━━ Information given
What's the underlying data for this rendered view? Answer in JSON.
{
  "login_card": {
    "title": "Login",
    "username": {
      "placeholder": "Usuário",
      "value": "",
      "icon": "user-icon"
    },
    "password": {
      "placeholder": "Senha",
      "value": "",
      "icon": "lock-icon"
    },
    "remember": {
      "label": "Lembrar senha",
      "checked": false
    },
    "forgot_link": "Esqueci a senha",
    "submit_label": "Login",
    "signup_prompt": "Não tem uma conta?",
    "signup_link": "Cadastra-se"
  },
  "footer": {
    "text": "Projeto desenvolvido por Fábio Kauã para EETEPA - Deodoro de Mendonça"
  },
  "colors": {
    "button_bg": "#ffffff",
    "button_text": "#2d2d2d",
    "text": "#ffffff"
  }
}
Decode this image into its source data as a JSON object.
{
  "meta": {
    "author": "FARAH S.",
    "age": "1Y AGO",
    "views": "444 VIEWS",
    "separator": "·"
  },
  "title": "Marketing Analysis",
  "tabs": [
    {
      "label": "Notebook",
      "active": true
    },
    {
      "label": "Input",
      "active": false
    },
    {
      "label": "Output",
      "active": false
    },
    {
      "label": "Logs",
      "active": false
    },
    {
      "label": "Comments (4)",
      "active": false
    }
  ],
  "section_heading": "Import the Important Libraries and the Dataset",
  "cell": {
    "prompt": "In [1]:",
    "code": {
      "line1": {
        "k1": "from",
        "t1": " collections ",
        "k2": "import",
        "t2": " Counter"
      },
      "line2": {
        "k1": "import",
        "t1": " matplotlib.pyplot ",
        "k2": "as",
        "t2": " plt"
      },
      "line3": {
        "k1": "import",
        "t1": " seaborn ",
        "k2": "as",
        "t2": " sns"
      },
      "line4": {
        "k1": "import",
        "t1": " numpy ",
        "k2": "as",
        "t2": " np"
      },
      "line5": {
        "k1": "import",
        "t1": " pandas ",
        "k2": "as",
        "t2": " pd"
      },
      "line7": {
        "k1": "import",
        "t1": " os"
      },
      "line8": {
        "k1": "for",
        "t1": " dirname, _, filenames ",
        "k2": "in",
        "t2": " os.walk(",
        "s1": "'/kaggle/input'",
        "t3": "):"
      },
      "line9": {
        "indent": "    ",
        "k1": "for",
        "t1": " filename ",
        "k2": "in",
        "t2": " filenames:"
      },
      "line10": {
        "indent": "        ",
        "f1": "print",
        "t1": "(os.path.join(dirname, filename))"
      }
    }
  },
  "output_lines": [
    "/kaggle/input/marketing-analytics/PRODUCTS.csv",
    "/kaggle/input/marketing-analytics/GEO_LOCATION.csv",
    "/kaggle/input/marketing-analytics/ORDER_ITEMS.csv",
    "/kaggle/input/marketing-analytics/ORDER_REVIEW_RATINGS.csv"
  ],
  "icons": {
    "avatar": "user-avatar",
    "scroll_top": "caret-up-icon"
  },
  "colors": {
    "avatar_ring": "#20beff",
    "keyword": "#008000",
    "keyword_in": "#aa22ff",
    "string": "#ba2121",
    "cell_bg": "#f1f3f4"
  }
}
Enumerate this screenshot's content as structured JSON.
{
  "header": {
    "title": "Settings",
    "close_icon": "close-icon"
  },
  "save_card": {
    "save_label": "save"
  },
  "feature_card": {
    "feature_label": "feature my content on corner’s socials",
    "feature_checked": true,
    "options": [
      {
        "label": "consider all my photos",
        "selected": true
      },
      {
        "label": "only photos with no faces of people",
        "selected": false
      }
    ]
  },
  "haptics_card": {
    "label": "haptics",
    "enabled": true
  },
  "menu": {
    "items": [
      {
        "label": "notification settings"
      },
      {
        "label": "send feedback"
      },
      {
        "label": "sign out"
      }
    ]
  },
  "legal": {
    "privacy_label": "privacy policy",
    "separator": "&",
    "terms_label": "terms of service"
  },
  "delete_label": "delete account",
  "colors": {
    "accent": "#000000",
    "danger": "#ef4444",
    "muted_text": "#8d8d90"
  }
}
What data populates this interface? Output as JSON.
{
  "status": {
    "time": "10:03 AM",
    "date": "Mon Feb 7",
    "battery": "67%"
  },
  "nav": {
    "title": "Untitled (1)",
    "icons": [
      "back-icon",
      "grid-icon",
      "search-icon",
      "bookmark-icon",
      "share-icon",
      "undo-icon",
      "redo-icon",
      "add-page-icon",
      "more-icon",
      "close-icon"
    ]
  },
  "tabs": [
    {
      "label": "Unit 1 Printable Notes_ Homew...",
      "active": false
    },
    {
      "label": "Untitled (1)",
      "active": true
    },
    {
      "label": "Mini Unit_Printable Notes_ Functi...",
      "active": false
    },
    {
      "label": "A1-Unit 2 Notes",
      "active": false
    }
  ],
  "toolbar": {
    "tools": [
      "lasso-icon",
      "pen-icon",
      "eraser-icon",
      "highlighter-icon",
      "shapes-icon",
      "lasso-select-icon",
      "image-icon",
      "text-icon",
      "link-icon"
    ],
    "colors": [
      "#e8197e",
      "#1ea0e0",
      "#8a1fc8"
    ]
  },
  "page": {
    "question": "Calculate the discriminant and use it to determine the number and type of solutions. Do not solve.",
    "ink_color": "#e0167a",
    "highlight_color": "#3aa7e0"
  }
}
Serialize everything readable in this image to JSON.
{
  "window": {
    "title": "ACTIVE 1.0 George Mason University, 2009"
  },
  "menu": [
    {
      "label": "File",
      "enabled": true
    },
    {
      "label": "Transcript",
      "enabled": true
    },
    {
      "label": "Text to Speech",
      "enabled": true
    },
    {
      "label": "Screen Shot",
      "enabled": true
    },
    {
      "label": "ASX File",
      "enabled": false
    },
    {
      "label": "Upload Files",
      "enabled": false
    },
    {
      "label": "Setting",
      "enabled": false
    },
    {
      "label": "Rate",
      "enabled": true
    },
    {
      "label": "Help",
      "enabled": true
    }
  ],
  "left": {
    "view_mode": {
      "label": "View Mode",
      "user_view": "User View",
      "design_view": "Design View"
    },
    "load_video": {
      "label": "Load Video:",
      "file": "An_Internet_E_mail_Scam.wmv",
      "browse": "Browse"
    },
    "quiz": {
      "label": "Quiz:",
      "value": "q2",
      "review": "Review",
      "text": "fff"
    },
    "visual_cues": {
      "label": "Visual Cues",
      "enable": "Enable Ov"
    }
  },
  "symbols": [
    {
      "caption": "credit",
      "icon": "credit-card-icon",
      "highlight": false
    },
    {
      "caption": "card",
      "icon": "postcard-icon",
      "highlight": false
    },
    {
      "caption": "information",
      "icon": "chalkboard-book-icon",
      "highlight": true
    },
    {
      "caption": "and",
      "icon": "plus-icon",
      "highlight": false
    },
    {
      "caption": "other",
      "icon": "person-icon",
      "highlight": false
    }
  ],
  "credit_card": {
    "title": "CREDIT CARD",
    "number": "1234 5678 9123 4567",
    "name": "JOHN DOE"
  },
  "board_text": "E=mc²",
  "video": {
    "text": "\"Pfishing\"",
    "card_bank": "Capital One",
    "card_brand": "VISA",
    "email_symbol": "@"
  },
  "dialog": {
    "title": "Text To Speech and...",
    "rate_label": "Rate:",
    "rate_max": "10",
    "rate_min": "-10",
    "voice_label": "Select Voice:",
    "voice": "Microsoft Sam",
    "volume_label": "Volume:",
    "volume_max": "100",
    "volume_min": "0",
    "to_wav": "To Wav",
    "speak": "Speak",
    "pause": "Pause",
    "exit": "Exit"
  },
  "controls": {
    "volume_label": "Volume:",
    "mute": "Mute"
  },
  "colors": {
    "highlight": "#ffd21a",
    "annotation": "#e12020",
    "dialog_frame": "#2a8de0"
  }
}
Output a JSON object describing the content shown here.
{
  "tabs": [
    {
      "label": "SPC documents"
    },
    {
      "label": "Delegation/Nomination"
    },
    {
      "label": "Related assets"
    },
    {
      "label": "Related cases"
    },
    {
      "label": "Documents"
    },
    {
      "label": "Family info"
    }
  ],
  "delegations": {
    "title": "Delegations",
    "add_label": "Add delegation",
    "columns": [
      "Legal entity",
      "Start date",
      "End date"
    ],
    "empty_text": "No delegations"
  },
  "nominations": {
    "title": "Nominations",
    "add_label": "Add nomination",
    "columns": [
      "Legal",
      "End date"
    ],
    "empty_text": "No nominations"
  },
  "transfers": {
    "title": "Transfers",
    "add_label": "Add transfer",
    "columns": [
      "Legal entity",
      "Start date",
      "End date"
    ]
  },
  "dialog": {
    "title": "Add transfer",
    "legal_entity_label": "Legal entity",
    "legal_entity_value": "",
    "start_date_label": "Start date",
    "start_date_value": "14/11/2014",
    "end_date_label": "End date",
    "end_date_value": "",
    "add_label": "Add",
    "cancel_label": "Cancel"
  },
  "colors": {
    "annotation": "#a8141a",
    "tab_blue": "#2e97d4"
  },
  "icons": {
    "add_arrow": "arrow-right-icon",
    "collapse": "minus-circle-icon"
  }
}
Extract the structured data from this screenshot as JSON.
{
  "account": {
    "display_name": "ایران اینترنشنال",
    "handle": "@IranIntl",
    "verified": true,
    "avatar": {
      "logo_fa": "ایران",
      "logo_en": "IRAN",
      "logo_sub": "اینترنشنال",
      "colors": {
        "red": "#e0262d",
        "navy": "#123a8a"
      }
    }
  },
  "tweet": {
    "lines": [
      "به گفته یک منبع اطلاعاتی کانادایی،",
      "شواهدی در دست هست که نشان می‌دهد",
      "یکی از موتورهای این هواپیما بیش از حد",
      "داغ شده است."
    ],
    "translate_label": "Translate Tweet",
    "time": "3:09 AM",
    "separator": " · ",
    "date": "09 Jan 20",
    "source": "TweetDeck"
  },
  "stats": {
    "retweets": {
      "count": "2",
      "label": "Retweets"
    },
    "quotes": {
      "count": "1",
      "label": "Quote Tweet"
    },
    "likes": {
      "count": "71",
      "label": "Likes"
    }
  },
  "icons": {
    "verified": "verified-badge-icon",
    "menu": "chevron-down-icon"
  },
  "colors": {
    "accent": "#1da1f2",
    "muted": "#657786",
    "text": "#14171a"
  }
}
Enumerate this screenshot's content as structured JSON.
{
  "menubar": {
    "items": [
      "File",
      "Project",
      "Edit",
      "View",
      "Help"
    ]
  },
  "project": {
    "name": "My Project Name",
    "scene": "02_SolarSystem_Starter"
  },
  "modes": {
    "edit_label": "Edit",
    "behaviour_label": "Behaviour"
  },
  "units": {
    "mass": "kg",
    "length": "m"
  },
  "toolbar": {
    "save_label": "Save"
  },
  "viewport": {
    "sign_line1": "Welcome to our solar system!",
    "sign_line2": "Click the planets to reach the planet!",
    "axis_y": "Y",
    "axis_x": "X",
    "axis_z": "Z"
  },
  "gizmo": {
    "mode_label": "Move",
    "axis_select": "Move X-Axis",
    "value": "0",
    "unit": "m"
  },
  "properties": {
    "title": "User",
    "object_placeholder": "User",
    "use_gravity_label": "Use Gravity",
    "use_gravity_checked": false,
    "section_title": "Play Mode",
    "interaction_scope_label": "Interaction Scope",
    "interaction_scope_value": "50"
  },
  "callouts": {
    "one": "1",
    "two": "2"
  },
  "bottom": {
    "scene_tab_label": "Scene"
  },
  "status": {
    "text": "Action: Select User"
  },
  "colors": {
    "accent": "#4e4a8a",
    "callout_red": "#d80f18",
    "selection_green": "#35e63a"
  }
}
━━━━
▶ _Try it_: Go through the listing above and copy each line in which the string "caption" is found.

▶ _Answer below_:
      "caption": "credit",
      "caption": "card",
      "caption": "information",
      "caption": "and",
      "caption": "other",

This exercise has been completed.